Mumbai (AsiaNews) - "Sooner or later Narendra Modi's bluff will be called," said Fr Cedric Prakash, SJ, director of the Prashant Centre for Human Rights, Justice and Peace in Gujarat, as he spoke to AsiaNews about the Indian prime minister's recent statement in defence of religious freedom.
Modi's words "surely look good on paper, but many are wondering if he will actually 'walk his talk'," noted the clergyman after the prime minister told a Syro-Malabar gathering in Delhi that his government would give "equal respect to all religions".
"My government," the prime minister said, "will ensure that there is complete freedom of faith and that everyone has the undeniable right to retain or adopt the religion of his or her choice without coercion or undue influence. My government will not allow any religious group, belonging to the majority or the minority, to incite hatred against others, overtly or covertly. Mine will be a government that gives equal respect to all religions."
Many in India and around the world have praised Modi's statement. The prime minister, head of the right-wing Hindu nationalist Bharatiya Janata Party (BJP), had been criticised for not speaking out against recent attacks on churches in Deli and for failing to respond to concerns raised by US President Barack Obama over rising religious intolerance in India.

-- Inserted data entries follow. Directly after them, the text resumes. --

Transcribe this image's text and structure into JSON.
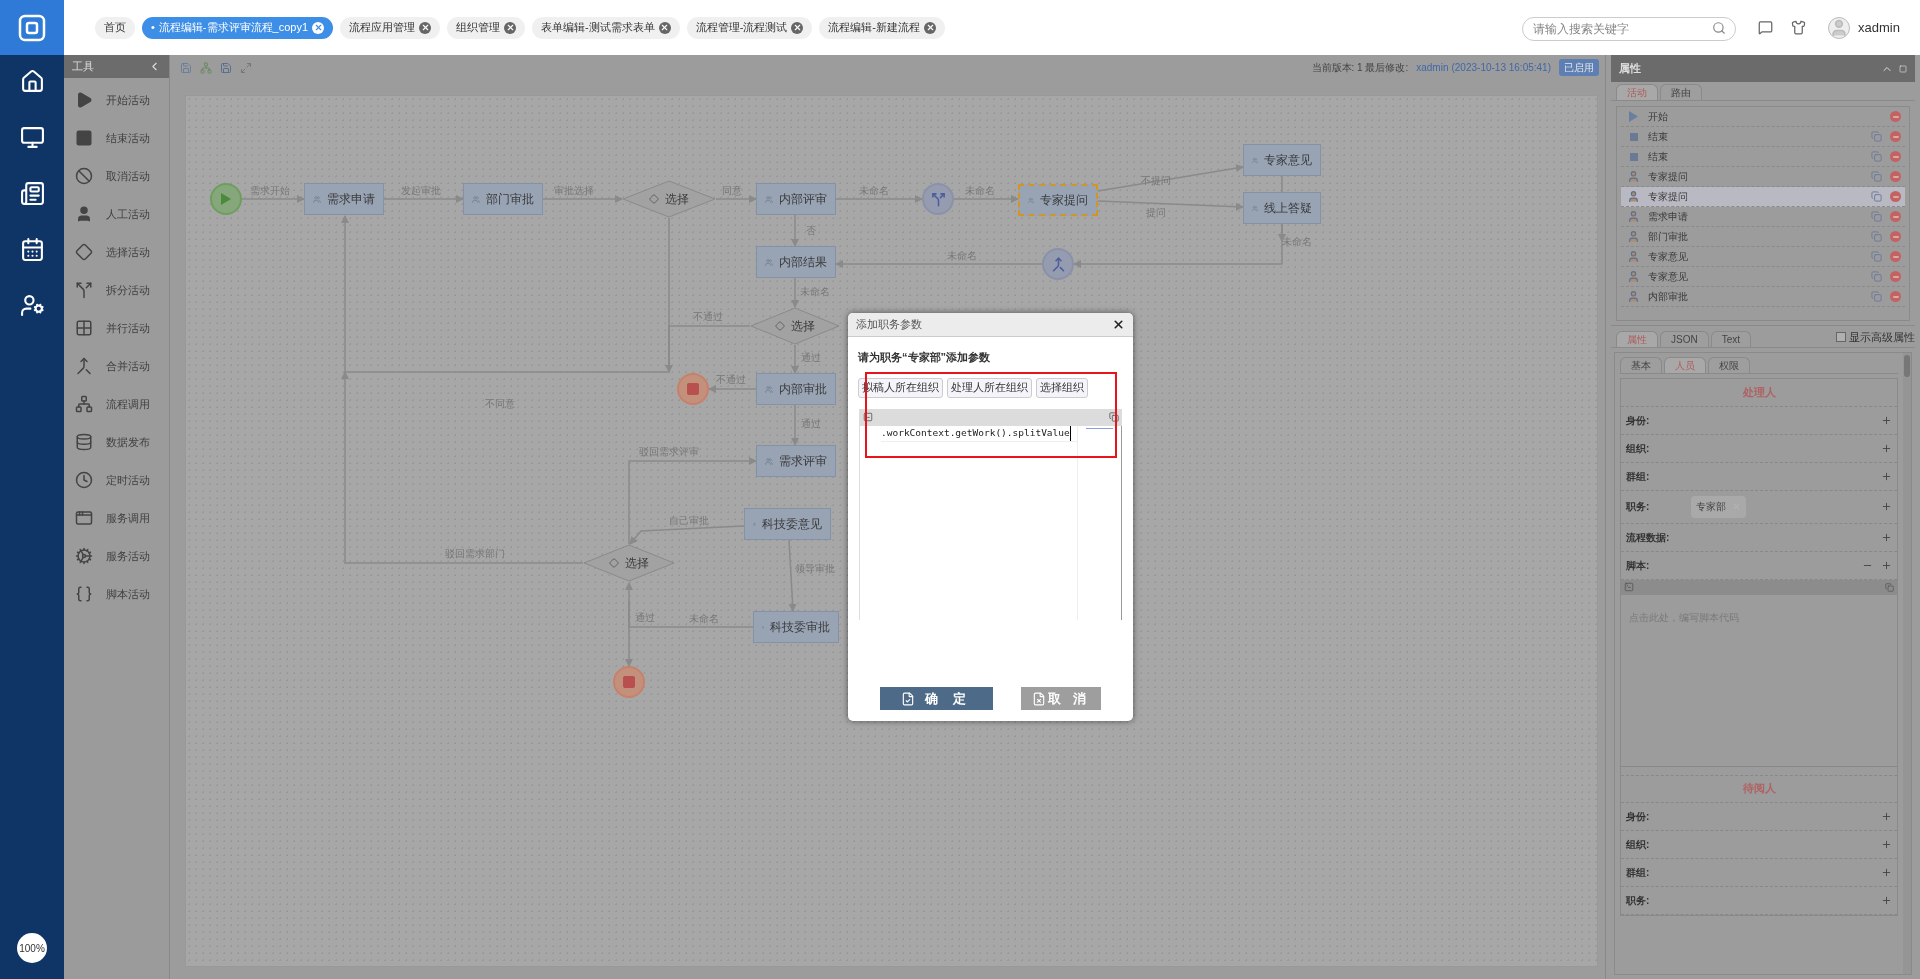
{
  "nav": {
    "zoom": "100%"
  },
  "top_tabs": [
    {
      "label": "首页",
      "selected": false,
      "closable": false
    },
    {
      "label": "流程编辑-需求评审流程_copy1",
      "marker": "•",
      "selected": true,
      "closable": true
    },
    {
      "label": "流程应用管理",
      "selected": false,
      "closable": true
    },
    {
      "label": "组织管理",
      "selected": false,
      "closable": true
    },
    {
      "label": "表单编辑-测试需求表单",
      "selected": false,
      "closable": true
    },
    {
      "label": "流程管理-流程测试",
      "selected": false,
      "closable": true
    },
    {
      "label": "流程编辑-新建流程",
      "selected": false,
      "closable": true
    }
  ],
  "search": {
    "placeholder": "请输入搜索关键字"
  },
  "user": {
    "name": "xadmin"
  },
  "toolbox": {
    "title": "工具",
    "items": [
      {
        "kind": "start",
        "label": "开始活动"
      },
      {
        "kind": "end",
        "label": "结束活动"
      },
      {
        "kind": "cancel",
        "label": "取消活动"
      },
      {
        "kind": "manual",
        "label": "人工活动"
      },
      {
        "kind": "choice",
        "label": "选择活动"
      },
      {
        "kind": "split",
        "label": "拆分活动"
      },
      {
        "kind": "parallel",
        "label": "并行活动"
      },
      {
        "kind": "merge",
        "label": "合并活动"
      },
      {
        "kind": "embed",
        "label": "流程调用"
      },
      {
        "kind": "publish",
        "label": "数据发布"
      },
      {
        "kind": "delay",
        "label": "定时活动"
      },
      {
        "kind": "invoke",
        "label": "服务调用"
      },
      {
        "kind": "service",
        "label": "服务活动"
      },
      {
        "kind": "script",
        "label": "脚本活动"
      }
    ]
  },
  "version": {
    "label": "当前版本: 1 最后修改:",
    "user": "xadmin",
    "time": "(2023-10-13 16:05:41)",
    "status": "已启用"
  },
  "diagram": {
    "nodes": [
      {
        "kind": "start",
        "selected": false
      },
      {
        "kind": "task",
        "label": "需求申请",
        "selected": false
      },
      {
        "kind": "task",
        "label": "部门审批",
        "selected": false
      },
      {
        "kind": "decision",
        "label": "选择",
        "selected": false
      },
      {
        "kind": "task",
        "label": "内部评审",
        "selected": false
      },
      {
        "kind": "split",
        "selected": false
      },
      {
        "kind": "task",
        "label": "专家提问",
        "selected": true
      },
      {
        "kind": "task",
        "label": "专家意见",
        "selected": false
      },
      {
        "kind": "task",
        "label": "线上答疑",
        "selected": false
      },
      {
        "kind": "merge",
        "selected": false
      },
      {
        "kind": "task",
        "label": "内部结果",
        "selected": false
      },
      {
        "kind": "decision",
        "label": "选择",
        "selected": false
      },
      {
        "kind": "task",
        "label": "内部审批",
        "selected": false
      },
      {
        "kind": "end",
        "selected": false
      },
      {
        "kind": "task",
        "label": "需求评审",
        "selected": false
      },
      {
        "kind": "task",
        "label": "科技委意见",
        "selected": false
      },
      {
        "kind": "decision",
        "label": "选择",
        "selected": false
      },
      {
        "kind": "task",
        "label": "科技委审批",
        "selected": false
      },
      {
        "kind": "end",
        "selected": false
      }
    ],
    "edge_labels": [
      "需求开始",
      "发起审批",
      "审批选择",
      "同意",
      "未命名",
      "未命名",
      "不提问",
      "提问",
      "未命名",
      "未命名",
      "否",
      "未命名",
      "不通过",
      "通过",
      "不通过",
      "不同意",
      "通过",
      "驳回需求评审",
      "自己审批",
      "驳回需求部门",
      "领导审批",
      "通过",
      "未命名"
    ]
  },
  "dialog": {
    "title": "添加职务参数",
    "prompt": "请为职务“专家部”添加参数",
    "org_buttons": [
      "拟稿人所在组织",
      "处理人所在组织",
      "选择组织"
    ],
    "code": ".workContext.getWork().splitValue",
    "ok": "确 定",
    "cancel": "取 消"
  },
  "properties": {
    "title": "属性",
    "list_tabs": [
      {
        "label": "活动",
        "selected": true
      },
      {
        "label": "路由",
        "selected": false
      }
    ],
    "activities": [
      {
        "kind": "start",
        "label": "开始",
        "selected": false
      },
      {
        "kind": "end",
        "label": "结束",
        "selected": false
      },
      {
        "kind": "end",
        "label": "结束",
        "selected": false
      },
      {
        "kind": "task",
        "label": "专家提问",
        "selected": false
      },
      {
        "kind": "task",
        "label": "专家提问",
        "selected": true
      },
      {
        "kind": "task",
        "label": "需求申请",
        "selected": false
      },
      {
        "kind": "task",
        "label": "部门审批",
        "selected": false
      },
      {
        "kind": "task",
        "label": "专家意见",
        "selected": false
      },
      {
        "kind": "task",
        "label": "专家意见",
        "selected": false
      },
      {
        "kind": "task",
        "label": "内部审批",
        "selected": false
      }
    ],
    "detail_tabs": [
      {
        "label": "属性",
        "selected": true
      },
      {
        "label": "JSON",
        "selected": false
      },
      {
        "label": "Text",
        "selected": false
      }
    ],
    "advanced": {
      "label": "显示高级属性",
      "checked": false
    },
    "sub_tabs": [
      {
        "label": "基本",
        "selected": false
      },
      {
        "label": "人员",
        "selected": true
      },
      {
        "label": "权限",
        "selected": false
      }
    ],
    "handler": {
      "title": "处理人",
      "fields": [
        {
          "label": "身份:"
        },
        {
          "label": "组织:"
        },
        {
          "label": "群组:"
        },
        {
          "label": "职务:",
          "chips": [
            "专家部"
          ]
        },
        {
          "label": "流程数据:"
        },
        {
          "label": "脚本:",
          "collapsible": true
        }
      ],
      "script_placeholder": "点击此处，编写脚本代码"
    },
    "reader": {
      "title": "待阅人",
      "fields": [
        {
          "label": "身份:"
        },
        {
          "label": "组织:"
        },
        {
          "label": "群组:"
        },
        {
          "label": "职务:"
        }
      ]
    }
  }
}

However, Modi "was groomed and nurtured by the right-wing Hindu groups commonly referred to as Sangh Parivar," Fr Prakash said. "He is an integral part of them, shares their ideology and world view. It is they who catapulted him to power."
Sangh Parivar groups (which are close to the ruling BJP) believe in Hindutva, an ideology that advocates the creation the Hindu Rashtra, a country that is 100 per cent Hindu with no place for religious minorities.
In his youth, Modi was a member of the Rashtriya Swayamsevak Sangh (RSS), a paramilitary organisation that is part of the Sangh Parivar.
"At no point in his speech did he condemn or take a position against attacks on Christians and other minorities in India," said the Jesuit clergyman about Modi's words. "If he was serious he would first repeal the draconian and unconstitutional anti-conversion law that he introduced in Gujarat in 2003." At that time, Modi was chief minister in that state.
Speaking to The Times of India, Surendra Jain, joint general secretary of the Vishwa Hindu Parishad, another Sangh Parivar group, indirectly confirmed Fr Prakash's analysis.
"The Prime Minister did not say 'minorities' nor did he mention any particular religion," Jain explained. "The news traders are misreading his message to suit their agenda," he added.
Since he did not mention any names, "you have to see in what circumstances" Modi spoke. "The supposed attacks on churches have been going on for a while now but the PM never came out and spoke [about them]. He spoke only after the Delhi Police pointed out that 206 temples were attacked. He spoke on a day a temple was vandalized in the US."